[Dataset records]
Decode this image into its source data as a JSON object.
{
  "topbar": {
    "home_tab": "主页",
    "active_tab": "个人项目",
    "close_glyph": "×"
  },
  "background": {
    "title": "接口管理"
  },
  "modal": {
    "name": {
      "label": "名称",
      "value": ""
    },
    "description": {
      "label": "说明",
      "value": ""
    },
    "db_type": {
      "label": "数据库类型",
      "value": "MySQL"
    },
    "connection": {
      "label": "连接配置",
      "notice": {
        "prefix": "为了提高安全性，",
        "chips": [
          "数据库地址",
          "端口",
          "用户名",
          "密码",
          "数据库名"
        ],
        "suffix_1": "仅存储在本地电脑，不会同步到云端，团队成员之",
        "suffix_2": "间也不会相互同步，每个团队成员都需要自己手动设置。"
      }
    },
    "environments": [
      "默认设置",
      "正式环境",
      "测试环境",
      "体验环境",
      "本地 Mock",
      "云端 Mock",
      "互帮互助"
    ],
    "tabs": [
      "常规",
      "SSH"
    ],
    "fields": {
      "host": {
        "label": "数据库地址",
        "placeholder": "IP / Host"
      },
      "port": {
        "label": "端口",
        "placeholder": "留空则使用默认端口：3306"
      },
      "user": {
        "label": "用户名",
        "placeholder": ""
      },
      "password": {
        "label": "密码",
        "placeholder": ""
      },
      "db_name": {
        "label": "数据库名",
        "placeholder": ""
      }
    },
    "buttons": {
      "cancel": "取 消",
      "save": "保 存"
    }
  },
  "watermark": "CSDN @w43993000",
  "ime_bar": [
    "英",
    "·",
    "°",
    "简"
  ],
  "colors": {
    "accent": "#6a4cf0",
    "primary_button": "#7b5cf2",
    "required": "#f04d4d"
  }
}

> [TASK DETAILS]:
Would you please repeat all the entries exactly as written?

> [OUTPUT]:
Decode this image into its source data as a JSON object.
{
  "topbar": {
    "home_tab": "主页",
    "active_tab": "个人项目",
    "close_glyph": "×"
  },
  "background": {
    "title": "接口管理"
  },
  "modal": {
    "name": {
      "label": "名称",
      "value": ""
    },
    "description": {
      "label": "说明",
      "value": ""
    },
    "db_type": {
      "label": "数据库类型",
      "value": "MySQL"
    },
    "connection": {
      "label": "连接配置",
      "notice": {
        "prefix": "为了提高安全性，",
        "chips": [
          "数据库地址",
          "端口",
          "用户名",
          "密码",
          "数据库名"
        ],
        "suffix_1": "仅存储在本地电脑，不会同步到云端，团队成员之",
        "suffix_2": "间也不会相互同步，每个团队成员都需要自己手动设置。"
      }
    },
    "environments": [
      "默认设置",
      "正式环境",
      "测试环境",
      "体验环境",
      "本地 Mock",
      "云端 Mock",
      "互帮互助"
    ],
    "tabs": [
      "常规",
      "SSH"
    ],
    "fields": {
      "host": {
        "label": "数据库地址",
        "placeholder": "IP / Host"
      },
      "port": {
        "label": "端口",
        "placeholder": "留空则使用默认端口：3306"
      },
      "user": {
        "label": "用户名",
        "placeholder": ""
      },
      "password": {
        "label": "密码",
        "placeholder": ""
      },
      "db_name": {
        "label": "数据库名",
        "placeholder": ""
      }
    },
    "buttons": {
      "cancel": "取 消",
      "save": "保 存"
    }
  },
  "watermark": "CSDN @w43993000",
  "ime_bar": [
    "英",
    "·",
    "°",
    "简"
  ],
  "colors": {
    "accent": "#6a4cf0",
    "primary_button": "#7b5cf2",
    "required": "#f04d4d"
  }
}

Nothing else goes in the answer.